## [Exercise instructions]
For each line below that holds the word "this", make a copy.

## [The records]
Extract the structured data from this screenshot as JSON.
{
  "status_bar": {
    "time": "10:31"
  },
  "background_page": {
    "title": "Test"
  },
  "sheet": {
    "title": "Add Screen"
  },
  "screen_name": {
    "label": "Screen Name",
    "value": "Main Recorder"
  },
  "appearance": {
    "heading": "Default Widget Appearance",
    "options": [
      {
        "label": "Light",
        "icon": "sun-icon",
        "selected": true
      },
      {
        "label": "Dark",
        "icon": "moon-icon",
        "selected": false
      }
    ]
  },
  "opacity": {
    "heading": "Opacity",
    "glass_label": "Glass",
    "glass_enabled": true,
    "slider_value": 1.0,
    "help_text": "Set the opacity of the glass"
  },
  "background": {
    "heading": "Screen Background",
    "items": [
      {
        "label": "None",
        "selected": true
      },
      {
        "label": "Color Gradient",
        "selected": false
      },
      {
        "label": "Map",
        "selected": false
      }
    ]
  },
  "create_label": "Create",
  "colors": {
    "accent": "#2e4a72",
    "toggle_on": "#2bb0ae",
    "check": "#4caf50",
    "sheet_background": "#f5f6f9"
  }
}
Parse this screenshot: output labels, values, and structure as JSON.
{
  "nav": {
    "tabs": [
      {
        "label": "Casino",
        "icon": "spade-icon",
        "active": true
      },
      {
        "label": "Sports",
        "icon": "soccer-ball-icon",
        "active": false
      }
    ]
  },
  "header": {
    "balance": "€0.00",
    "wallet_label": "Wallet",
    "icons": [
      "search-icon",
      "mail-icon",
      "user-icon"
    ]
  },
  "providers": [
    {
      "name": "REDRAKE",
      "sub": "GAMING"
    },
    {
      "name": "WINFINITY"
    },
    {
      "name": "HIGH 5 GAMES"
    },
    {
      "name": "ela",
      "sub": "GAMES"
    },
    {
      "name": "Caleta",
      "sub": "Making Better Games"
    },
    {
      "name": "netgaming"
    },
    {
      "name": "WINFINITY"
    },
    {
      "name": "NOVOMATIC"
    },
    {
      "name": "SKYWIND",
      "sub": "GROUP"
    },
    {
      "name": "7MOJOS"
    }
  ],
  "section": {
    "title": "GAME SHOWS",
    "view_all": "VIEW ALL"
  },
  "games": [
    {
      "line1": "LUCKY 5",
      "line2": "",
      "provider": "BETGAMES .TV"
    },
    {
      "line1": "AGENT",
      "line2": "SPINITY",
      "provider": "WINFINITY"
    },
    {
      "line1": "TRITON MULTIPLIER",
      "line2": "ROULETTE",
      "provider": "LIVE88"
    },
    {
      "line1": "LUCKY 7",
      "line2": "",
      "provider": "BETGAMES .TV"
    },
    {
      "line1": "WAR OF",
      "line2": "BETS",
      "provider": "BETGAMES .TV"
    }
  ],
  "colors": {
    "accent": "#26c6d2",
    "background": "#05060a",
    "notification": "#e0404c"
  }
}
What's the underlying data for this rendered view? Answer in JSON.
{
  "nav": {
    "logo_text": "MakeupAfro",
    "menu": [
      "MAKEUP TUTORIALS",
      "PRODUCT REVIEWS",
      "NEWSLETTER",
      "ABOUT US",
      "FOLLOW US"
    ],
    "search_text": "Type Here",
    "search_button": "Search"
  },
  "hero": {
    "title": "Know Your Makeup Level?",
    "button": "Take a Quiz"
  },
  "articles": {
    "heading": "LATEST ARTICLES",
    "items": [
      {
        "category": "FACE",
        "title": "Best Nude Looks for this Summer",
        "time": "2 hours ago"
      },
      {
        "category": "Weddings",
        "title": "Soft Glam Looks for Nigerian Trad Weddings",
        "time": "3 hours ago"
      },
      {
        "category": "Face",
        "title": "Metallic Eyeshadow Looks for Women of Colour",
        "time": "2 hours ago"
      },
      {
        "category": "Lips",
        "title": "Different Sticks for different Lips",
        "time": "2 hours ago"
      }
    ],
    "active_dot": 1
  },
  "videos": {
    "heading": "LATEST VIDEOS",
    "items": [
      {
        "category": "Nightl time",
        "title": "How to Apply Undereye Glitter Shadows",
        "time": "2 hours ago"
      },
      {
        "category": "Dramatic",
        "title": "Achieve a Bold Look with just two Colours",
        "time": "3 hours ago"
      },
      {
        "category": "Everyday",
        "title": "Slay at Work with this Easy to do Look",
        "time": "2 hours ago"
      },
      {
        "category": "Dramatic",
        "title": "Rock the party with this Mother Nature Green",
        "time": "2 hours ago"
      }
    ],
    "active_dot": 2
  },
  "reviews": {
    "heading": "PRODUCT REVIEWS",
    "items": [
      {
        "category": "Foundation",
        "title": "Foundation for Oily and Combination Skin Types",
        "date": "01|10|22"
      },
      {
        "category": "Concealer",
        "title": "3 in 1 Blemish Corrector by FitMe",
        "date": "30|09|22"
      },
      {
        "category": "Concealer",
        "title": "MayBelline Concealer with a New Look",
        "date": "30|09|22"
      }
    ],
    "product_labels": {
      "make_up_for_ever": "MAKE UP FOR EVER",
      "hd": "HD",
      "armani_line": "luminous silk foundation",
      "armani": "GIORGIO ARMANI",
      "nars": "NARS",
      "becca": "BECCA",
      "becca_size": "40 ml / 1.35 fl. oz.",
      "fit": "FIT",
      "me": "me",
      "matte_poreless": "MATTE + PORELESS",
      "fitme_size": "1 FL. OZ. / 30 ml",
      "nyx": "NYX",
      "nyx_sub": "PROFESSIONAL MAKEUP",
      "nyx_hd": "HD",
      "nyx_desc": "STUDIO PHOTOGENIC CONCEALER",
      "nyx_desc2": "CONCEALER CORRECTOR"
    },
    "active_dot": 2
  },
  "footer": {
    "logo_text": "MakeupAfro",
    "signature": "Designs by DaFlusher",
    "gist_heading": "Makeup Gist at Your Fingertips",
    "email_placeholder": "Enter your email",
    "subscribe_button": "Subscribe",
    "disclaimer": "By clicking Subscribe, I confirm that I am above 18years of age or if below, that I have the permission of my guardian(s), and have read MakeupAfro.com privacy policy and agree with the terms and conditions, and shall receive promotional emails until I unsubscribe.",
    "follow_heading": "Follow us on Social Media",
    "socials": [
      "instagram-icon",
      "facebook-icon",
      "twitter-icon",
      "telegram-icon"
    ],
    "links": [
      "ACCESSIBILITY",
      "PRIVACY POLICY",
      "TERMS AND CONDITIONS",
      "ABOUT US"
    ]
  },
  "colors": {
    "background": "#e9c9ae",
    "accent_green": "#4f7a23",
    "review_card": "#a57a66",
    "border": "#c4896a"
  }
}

## [Final answer]
Extract the structured data from this screenshot as JSON.
Parse this screenshot: output labels, values, and structure as JSON.
What's the underlying data for this rendered view? Answer in JSON.
        "title": "Best Nude Looks for this Summer",
        "title": "Slay at Work with this Easy to do Look",
        "title": "Rock the party with this Mother Nature Green",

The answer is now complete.